I explained all of this as best I could to Mrs. Townsend, who eyed me distrustfully from behind her cat-eye glasses, blinking as I told her about the anesthesia.
“Can’t you just try without the anesthesia?” she asked.
“Unfortunately, no,” I said. “It would be impossible to get this long piece of metal up her nose safely without it. Her nostrils are very small and it would be very uncomfortable for her, so she wouldn’t hold still.”
“I need to talk to my daughter before we do that,” she said.
“I understand. Before we anesthetize her, we do need your daughter’s consent.”
Muffy left with Mrs. Townsend and a copy of the estimate. I was hoping to have them back in that afternoon so we could help the dog as quickly as possible, but they didn’t return.
The next day, Mary-Kate scurried into the back and came trotting toward me, loud voices pouring into the treatment area as the door swung shut behind her.
“Muffy’s owner is here,” she said. “And she’s MAAAAAD.”
I sighed. “Put her in Room 2.”
Like a game of telephone, trying to communicate what’s going on with a dog who can’t talk to owners who weren’t there via a pet-sitter who misheard you is bound to cause one or two misunderstandings. When Mrs. Townsend relayed her interpretation of my diagnosis to her daughter, the daughter rushed home from work and took Muffy to her regular veterinarian, who promptly anesthetized the dog and removed the foxtail.
“My vet said you are terrible,” said Muffy’s owner without preamble. “Didn’t you know foxtails can go into the brain? You nearly killed her!” Her voice reached a crescendo.
“I think there might be a misunderstanding here. I wanted to remove it,” I told her.
“The pet-sitter—it was your mother, correct? She said she needed to talk to you before approving the estimate.”
“That’s not what she said,” replied the owner. “She said that you said there was no way a foxtail would fit up there and we should put her to sleep. Well there was one up there! You were wrong and you almost put her to sleep because of it!”
I took a slow inhale and reminded myself not to sigh. “What I told your mother,” I said, “was that I thought Muffy had a foxtail, but there was no way I was going to be able to remove it without anesthesia. So I gave her an estimate for all of that.”
“Are you calling my mother a liar?” she demanded. This was not going well.
“No,” I said, “I just think that she may have misheard me.”
“OK, so now you’re saying she’s stupid.” I silently prayed for a fire alarm to go off, or an earthquake to rumble though. The waves of indignant anger pulsing from this woman were pressing me farther and farther into the corner and there was no escape.

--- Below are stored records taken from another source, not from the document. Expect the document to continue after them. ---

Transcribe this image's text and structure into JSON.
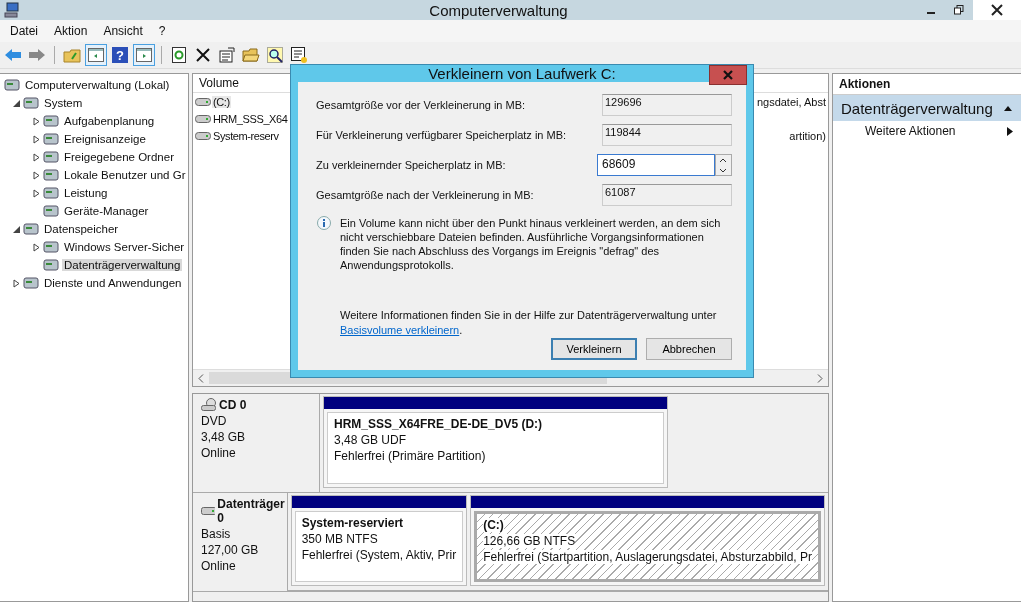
{
  "window": {
    "title": "Computerverwaltung"
  },
  "menu": [
    "Datei",
    "Aktion",
    "Ansicht",
    "?"
  ],
  "toolbar": {
    "help_label": "?"
  },
  "tree": [
    {
      "label": "Computerverwaltung (Lokal)",
      "selected": false,
      "children": [
        {
          "label": "System",
          "expanded": true,
          "selected": false,
          "children": [
            {
              "label": "Aufgabenplanung",
              "expanded": false,
              "selected": false
            },
            {
              "label": "Ereignisanzeige",
              "expanded": false,
              "selected": false
            },
            {
              "label": "Freigegebene Ordner",
              "expanded": false,
              "selected": false
            },
            {
              "label": "Lokale Benutzer und Gr",
              "expanded": false,
              "selected": false
            },
            {
              "label": "Leistung",
              "expanded": false,
              "selected": false
            },
            {
              "label": "Geräte-Manager",
              "selected": false
            }
          ]
        },
        {
          "label": "Datenspeicher",
          "expanded": true,
          "selected": false,
          "children": [
            {
              "label": "Windows Server-Sicher",
              "expanded": false,
              "selected": false
            },
            {
              "label": "Datenträgerverwaltung",
              "selected": true
            }
          ]
        },
        {
          "label": "Dienste und Anwendungen",
          "expanded": false,
          "selected": false
        }
      ]
    }
  ],
  "volume_list": {
    "column_1": "Volume",
    "rows": [
      {
        "name": "(C:)",
        "tail": "ngsdatei, Abst",
        "selected": true
      },
      {
        "name": "HRM_SSS_X64",
        "selected": false
      },
      {
        "name": "System-reserv",
        "tail": "artition)",
        "selected": false
      }
    ]
  },
  "disks": [
    {
      "kind": "dvd",
      "name": "CD 0",
      "type": "DVD",
      "size": "3,48 GB",
      "status": "Online",
      "partitions": [
        {
          "name": "HRM_SSS_X64FRE_DE-DE_DV5  (D:)",
          "size": "3,48 GB UDF",
          "status": "Fehlerfrei (Primäre Partition)",
          "selected": false
        }
      ]
    },
    {
      "kind": "disk",
      "name": "Datenträger 0",
      "type": "Basis",
      "size": "127,00 GB",
      "status": "Online",
      "partitions": [
        {
          "name": "System-reserviert",
          "size": "350 MB NTFS",
          "status": "Fehlerfrei (System, Aktiv, Prir",
          "selected": false
        },
        {
          "name": "(C:)",
          "size": "126,66 GB NTFS",
          "status": "Fehlerfrei (Startpartition, Auslagerungsdatei, Absturzabbild, Pr",
          "selected": true
        }
      ]
    }
  ],
  "actions": {
    "title": "Aktionen",
    "section": {
      "label": "Datenträgerverwaltung",
      "expanded": true
    },
    "items": [
      "Weitere Aktionen"
    ]
  },
  "dialog": {
    "title": "Verkleinern von Laufwerk C:",
    "fields": [
      {
        "kind": "readonly",
        "label": "Gesamtgröße vor der Verkleinerung in MB:",
        "value": "129696"
      },
      {
        "kind": "readonly",
        "label": "Für Verkleinerung verfügbarer Speicherplatz in MB:",
        "value": "119844"
      },
      {
        "kind": "spin",
        "label": "Zu verkleinernder Speicherplatz in MB:",
        "value": "68609"
      },
      {
        "kind": "readonly",
        "label": "Gesamtgröße nach der Verkleinerung in MB:",
        "value": "61087"
      }
    ],
    "info": "Ein Volume kann nicht über den Punkt hinaus verkleinert werden, an dem sich nicht verschiebbare Dateien befinden. Ausführliche Vorgangsinformationen finden Sie nach Abschluss des Vorgangs im Ereignis \"defrag\" des Anwendungsprotokolls.",
    "help_text": "Weitere Informationen finden Sie in der Hilfe zur Datenträgerverwaltung unter",
    "help_link": "Basisvolume verkleinern",
    "help_after": ".",
    "buttons": [
      {
        "label": "Verkleinern",
        "default": true
      },
      {
        "label": "Abbrechen",
        "default": false
      }
    ]
  }
}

“No, absolutely not,” I said. “I think maybe I just didn’t explain myself well enough.” I pulled the record up on the computer and showed her. “See? She declined the anesthesia.”

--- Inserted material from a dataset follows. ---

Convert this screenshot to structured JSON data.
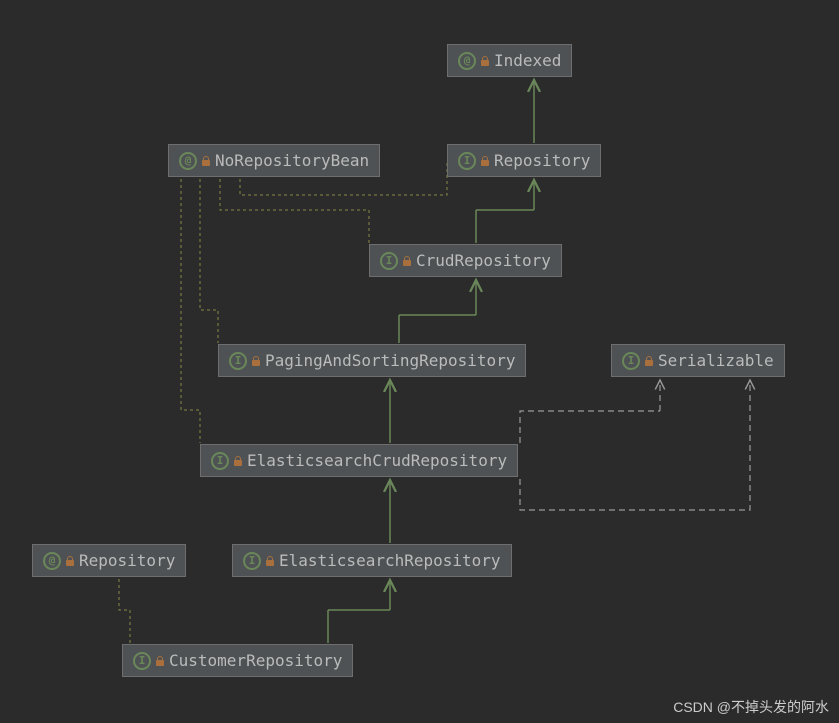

She thought about it for a minute and decided she still wanted to be mad. “You suck and I want a refund for the visit.” We provided it gladly.

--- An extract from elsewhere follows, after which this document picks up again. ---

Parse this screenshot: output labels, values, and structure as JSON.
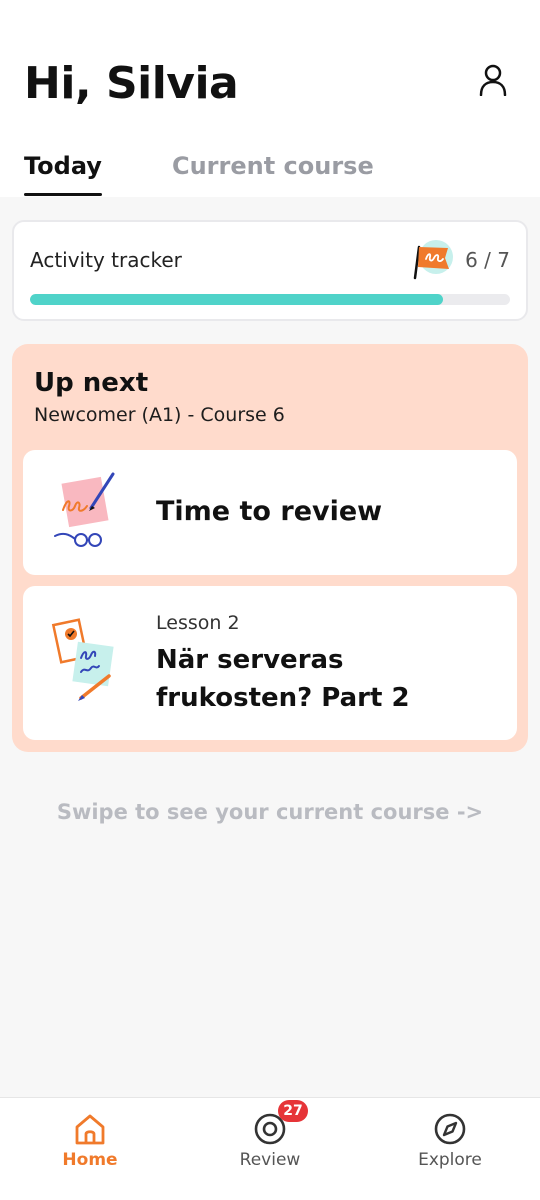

Jessica Vogelsang is a San Diego veterinarian and the creator of the popular website pawcurious.com. Her writing is regularly featured on outlets such as dvm360, Vetstreet, and petmd. Her debut memoir All Dogs Go to Kevin became available July 14, 2015 in bookstores, online, and as an ebook from all major book retailers. For more information about the book and Dr. Vogelsang, visit drjessicavogelsang.com.